▶ **What is expected**:
Reproduce the records below in their entirety, exactly as shown.

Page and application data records
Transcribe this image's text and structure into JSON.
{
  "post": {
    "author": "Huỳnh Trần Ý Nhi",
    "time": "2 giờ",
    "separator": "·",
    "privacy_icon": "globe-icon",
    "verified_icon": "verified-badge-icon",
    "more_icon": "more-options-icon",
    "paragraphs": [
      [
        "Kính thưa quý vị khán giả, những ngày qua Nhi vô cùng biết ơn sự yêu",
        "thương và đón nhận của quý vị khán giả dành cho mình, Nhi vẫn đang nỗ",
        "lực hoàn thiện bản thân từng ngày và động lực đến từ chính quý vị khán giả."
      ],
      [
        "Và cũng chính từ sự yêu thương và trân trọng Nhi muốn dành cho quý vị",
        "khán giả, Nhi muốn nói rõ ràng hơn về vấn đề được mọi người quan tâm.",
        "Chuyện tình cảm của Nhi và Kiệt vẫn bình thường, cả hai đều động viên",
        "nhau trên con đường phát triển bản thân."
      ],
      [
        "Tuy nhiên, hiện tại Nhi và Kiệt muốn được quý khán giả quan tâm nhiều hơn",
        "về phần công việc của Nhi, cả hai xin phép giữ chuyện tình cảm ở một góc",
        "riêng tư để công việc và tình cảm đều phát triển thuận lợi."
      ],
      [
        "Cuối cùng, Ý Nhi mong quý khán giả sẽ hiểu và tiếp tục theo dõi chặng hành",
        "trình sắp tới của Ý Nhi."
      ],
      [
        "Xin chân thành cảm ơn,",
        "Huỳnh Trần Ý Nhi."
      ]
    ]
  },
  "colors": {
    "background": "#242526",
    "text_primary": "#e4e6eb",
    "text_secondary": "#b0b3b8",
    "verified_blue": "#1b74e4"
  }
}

▶ **Task solution**:
Transcribe this image's text and structure into JSON.
{
  "post": {
    "author": "Huỳnh Trần Ý Nhi",
    "time": "2 giờ",
    "separator": "·",
    "privacy_icon": "globe-icon",
    "verified_icon": "verified-badge-icon",
    "more_icon": "more-options-icon",
    "paragraphs": [
      [
        "Kính thưa quý vị khán giả, những ngày qua Nhi vô cùng biết ơn sự yêu",
        "thương và đón nhận của quý vị khán giả dành cho mình, Nhi vẫn đang nỗ",
        "lực hoàn thiện bản thân từng ngày và động lực đến từ chính quý vị khán giả."
      ],
      [
        "Và cũng chính từ sự yêu thương và trân trọng Nhi muốn dành cho quý vị",
        "khán giả, Nhi muốn nói rõ ràng hơn về vấn đề được mọi người quan tâm.",
        "Chuyện tình cảm của Nhi và Kiệt vẫn bình thường, cả hai đều động viên",
        "nhau trên con đường phát triển bản thân."
      ],
      [
        "Tuy nhiên, hiện tại Nhi và Kiệt muốn được quý khán giả quan tâm nhiều hơn",
        "về phần công việc của Nhi, cả hai xin phép giữ chuyện tình cảm ở một góc",
        "riêng tư để công việc và tình cảm đều phát triển thuận lợi."
      ],
      [
        "Cuối cùng, Ý Nhi mong quý khán giả sẽ hiểu và tiếp tục theo dõi chặng hành",
        "trình sắp tới của Ý Nhi."
      ],
      [
        "Xin chân thành cảm ơn,",
        "Huỳnh Trần Ý Nhi."
      ]
    ]
  },
  "colors": {
    "background": "#242526",
    "text_primary": "#e4e6eb",
    "text_secondary": "#b0b3b8",
    "verified_blue": "#1b74e4"
  }
}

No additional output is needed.